▶ EXERCISE: All lines holding the word "middle" are to be copied from the records beneath.

---------- SOURCE RECORDS

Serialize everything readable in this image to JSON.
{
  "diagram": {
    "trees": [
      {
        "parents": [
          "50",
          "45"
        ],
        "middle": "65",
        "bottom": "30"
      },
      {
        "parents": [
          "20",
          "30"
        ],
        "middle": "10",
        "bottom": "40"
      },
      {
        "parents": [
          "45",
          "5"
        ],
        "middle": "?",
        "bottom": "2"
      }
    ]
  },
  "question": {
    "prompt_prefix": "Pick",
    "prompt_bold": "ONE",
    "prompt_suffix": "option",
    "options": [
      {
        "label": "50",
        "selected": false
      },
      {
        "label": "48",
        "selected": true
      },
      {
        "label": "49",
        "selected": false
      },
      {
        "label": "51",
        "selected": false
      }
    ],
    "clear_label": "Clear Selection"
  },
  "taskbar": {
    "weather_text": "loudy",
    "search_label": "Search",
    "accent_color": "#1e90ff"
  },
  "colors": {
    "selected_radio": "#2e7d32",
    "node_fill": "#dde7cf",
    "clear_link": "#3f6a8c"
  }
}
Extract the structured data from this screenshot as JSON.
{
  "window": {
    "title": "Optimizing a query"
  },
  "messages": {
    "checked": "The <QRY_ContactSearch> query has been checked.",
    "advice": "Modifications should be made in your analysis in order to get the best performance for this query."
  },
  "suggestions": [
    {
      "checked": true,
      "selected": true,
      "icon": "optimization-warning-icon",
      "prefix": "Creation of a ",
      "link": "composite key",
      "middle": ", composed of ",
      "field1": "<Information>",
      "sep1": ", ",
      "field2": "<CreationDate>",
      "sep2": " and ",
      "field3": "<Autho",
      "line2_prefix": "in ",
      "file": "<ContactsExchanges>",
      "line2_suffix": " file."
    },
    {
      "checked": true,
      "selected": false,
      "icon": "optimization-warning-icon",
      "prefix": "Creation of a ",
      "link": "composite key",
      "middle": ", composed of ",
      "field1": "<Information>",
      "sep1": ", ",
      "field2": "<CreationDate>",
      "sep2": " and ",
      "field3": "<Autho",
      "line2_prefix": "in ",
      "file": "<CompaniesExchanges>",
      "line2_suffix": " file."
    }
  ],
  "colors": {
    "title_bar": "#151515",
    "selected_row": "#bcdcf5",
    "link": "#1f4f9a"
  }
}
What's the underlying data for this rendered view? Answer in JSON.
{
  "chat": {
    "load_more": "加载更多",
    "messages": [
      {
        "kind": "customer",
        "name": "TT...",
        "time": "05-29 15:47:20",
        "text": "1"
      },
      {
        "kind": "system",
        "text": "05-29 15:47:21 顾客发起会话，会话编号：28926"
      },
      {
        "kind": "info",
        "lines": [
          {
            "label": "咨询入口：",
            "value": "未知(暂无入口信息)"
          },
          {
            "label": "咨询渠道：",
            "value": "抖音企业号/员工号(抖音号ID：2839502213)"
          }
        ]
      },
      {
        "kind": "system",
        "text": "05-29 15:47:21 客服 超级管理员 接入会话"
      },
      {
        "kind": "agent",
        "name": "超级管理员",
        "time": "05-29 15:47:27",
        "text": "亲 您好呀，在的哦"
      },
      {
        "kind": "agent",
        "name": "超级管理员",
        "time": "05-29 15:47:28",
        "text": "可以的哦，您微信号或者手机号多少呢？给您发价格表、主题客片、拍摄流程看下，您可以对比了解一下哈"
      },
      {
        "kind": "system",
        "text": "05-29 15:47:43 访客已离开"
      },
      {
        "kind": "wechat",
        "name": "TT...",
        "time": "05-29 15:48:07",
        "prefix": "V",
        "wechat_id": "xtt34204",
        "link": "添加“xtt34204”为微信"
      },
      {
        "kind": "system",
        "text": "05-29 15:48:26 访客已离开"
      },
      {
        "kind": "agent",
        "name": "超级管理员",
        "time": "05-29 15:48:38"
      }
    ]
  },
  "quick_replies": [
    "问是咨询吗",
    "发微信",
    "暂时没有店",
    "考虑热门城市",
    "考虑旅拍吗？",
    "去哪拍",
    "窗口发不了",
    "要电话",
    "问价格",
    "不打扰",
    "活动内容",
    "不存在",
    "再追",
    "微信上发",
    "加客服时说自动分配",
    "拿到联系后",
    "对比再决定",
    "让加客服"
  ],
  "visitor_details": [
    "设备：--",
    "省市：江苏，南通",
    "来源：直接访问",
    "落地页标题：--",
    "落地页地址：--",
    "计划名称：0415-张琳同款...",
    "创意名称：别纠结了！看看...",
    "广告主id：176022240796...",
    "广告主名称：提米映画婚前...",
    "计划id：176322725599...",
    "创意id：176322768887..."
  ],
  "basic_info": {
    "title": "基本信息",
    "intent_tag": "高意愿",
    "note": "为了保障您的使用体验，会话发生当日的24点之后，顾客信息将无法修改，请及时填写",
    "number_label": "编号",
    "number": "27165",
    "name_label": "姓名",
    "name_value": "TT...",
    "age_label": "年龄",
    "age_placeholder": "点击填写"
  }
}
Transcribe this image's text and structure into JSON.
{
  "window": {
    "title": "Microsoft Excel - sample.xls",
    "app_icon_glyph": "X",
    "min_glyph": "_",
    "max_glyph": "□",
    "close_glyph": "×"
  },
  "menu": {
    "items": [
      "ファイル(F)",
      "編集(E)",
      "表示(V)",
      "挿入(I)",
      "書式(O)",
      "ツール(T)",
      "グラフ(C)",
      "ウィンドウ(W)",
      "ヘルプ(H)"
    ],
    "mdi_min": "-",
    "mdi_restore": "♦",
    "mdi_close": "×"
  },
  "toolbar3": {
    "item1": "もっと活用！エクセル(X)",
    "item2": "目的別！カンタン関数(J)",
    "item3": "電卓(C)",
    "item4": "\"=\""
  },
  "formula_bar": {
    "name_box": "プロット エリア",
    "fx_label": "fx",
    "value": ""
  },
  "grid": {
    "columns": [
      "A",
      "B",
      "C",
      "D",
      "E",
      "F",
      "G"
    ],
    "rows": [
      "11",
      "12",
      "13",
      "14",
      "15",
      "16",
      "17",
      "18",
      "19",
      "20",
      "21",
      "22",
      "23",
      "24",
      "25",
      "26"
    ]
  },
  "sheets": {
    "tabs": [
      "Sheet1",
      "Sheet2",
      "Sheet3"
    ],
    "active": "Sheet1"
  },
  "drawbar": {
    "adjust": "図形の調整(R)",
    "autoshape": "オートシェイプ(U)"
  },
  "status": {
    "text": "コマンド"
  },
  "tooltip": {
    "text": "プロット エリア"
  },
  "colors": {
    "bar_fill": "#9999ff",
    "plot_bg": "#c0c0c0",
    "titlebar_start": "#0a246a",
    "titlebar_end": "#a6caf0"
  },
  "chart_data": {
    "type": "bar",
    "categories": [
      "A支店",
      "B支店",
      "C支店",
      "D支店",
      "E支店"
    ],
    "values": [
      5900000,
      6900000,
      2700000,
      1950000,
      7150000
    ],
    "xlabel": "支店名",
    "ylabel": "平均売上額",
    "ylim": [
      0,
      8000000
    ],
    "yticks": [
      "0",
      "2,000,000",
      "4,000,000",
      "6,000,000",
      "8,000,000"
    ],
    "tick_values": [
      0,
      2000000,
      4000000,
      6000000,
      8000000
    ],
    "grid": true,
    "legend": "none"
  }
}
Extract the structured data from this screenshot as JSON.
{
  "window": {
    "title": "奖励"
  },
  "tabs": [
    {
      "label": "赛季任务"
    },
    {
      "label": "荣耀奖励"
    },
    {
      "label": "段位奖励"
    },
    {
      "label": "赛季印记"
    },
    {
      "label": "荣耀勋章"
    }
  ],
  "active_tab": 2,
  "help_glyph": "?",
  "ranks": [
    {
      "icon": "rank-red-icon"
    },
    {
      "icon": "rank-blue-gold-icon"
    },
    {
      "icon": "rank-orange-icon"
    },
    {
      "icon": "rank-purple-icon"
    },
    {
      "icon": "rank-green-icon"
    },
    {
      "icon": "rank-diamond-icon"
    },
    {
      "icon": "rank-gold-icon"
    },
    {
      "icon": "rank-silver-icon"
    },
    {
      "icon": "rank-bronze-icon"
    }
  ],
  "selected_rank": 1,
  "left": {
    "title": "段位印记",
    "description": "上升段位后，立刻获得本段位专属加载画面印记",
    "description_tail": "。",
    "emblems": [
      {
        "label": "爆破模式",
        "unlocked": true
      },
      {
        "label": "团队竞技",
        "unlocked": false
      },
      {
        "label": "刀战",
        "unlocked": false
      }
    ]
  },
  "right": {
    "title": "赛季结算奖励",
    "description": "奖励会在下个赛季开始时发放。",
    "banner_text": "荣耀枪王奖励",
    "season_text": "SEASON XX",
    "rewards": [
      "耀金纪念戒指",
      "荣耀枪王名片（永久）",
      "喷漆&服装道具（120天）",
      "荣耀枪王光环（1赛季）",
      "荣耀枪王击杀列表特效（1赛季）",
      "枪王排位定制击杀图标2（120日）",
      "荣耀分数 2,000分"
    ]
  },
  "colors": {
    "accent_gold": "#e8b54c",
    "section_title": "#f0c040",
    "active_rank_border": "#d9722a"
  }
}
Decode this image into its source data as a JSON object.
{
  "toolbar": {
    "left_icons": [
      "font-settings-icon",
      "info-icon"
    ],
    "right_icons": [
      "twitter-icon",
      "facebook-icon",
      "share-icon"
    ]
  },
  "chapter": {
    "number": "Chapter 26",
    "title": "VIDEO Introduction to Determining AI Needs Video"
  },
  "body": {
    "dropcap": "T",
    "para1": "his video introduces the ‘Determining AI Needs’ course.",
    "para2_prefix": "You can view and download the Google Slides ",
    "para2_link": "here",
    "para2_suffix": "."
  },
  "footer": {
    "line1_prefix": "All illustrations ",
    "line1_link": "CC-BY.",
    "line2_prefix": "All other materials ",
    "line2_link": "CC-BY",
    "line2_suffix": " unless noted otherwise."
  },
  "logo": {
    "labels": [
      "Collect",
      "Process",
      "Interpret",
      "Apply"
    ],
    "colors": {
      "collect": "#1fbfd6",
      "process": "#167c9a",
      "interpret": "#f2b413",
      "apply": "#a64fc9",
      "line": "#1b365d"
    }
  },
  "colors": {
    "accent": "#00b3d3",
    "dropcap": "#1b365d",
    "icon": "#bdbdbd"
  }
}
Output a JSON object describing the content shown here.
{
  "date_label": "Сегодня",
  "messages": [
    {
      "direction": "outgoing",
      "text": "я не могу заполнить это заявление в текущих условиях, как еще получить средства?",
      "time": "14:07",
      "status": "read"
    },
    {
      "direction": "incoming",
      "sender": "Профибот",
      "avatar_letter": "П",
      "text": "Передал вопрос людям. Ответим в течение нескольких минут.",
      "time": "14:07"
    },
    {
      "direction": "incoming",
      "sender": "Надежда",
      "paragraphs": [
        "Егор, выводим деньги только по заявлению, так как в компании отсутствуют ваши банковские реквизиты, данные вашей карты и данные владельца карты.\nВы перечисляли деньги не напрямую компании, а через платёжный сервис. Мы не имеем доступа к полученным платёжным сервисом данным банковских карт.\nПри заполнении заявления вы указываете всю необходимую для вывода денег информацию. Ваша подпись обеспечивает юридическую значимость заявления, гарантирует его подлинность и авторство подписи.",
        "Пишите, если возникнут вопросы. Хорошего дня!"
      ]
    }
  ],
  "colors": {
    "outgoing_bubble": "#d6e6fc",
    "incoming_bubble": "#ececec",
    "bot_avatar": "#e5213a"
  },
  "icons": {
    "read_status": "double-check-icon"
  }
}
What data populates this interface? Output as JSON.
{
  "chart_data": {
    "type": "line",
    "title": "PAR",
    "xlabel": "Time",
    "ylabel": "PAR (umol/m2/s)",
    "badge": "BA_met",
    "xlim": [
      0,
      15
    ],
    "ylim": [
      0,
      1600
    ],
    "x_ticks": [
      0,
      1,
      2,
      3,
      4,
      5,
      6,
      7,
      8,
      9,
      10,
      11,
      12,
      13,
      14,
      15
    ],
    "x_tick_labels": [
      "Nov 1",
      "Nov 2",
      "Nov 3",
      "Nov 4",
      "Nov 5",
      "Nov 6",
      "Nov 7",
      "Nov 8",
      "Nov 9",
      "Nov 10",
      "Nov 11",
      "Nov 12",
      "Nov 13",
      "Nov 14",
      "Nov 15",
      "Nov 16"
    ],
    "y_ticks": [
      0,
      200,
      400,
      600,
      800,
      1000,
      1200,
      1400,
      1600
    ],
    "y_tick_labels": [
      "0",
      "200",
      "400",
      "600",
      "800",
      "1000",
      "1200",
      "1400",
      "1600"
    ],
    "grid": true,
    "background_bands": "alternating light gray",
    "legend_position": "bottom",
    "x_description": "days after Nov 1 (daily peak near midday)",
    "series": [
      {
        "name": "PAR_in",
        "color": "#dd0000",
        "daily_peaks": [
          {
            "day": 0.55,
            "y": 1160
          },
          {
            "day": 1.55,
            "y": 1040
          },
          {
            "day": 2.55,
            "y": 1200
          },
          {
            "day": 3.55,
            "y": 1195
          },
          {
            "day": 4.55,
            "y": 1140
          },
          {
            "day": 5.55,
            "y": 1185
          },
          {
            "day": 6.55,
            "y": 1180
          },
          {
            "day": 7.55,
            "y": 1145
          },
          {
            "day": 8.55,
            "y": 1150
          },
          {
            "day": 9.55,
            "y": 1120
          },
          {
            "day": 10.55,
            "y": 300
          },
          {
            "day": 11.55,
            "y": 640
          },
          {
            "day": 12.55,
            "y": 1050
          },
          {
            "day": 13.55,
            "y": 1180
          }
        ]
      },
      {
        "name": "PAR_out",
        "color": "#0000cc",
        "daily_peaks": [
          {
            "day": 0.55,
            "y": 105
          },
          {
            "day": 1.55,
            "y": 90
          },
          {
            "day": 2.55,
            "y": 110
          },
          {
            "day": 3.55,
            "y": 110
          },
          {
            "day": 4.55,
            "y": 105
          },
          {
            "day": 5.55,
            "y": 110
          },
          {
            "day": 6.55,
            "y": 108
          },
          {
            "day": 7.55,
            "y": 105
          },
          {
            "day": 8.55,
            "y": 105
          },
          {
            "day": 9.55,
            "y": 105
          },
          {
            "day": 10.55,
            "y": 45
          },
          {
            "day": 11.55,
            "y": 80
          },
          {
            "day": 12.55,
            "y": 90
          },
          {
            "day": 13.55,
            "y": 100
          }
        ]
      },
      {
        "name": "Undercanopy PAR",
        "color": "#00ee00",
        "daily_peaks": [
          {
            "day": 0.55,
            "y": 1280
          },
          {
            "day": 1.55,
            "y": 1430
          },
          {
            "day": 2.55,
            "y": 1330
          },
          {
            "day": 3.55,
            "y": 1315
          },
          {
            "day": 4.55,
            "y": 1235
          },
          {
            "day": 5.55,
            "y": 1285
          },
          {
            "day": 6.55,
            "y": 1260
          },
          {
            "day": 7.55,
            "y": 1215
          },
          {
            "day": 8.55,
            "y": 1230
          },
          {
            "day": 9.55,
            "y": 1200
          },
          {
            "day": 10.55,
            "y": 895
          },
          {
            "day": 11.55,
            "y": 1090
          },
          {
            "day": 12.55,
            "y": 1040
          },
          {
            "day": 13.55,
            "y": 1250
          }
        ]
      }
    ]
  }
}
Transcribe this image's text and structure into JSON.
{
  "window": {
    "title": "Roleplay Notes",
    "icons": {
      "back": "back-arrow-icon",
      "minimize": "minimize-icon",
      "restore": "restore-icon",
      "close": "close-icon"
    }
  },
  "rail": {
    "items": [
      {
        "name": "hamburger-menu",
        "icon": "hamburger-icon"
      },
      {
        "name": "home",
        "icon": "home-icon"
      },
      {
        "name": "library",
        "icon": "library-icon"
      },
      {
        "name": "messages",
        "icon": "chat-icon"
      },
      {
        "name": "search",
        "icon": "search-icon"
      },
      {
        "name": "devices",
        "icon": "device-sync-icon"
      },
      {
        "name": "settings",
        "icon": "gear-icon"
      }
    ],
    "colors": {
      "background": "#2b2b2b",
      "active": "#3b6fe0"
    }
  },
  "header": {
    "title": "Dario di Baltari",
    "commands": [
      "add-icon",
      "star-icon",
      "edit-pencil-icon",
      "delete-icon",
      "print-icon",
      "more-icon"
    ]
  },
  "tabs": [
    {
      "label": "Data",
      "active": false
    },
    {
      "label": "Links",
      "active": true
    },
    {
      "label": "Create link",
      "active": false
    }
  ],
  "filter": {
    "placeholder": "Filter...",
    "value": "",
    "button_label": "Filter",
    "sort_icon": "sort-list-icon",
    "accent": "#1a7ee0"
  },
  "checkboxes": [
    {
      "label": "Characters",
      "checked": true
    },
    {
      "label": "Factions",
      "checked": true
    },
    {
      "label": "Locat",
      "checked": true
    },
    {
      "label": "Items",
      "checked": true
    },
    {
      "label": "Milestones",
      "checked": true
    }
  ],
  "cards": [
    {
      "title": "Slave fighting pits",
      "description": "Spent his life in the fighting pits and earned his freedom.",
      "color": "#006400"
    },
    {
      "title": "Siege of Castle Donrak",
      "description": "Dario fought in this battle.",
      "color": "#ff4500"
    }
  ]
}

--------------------

▶ EXERCISE RESULT:
        "middle": "65",
        "middle": "10",
        "middle": "?",
      "middle": ", composed of ",
      "middle": ", composed of ",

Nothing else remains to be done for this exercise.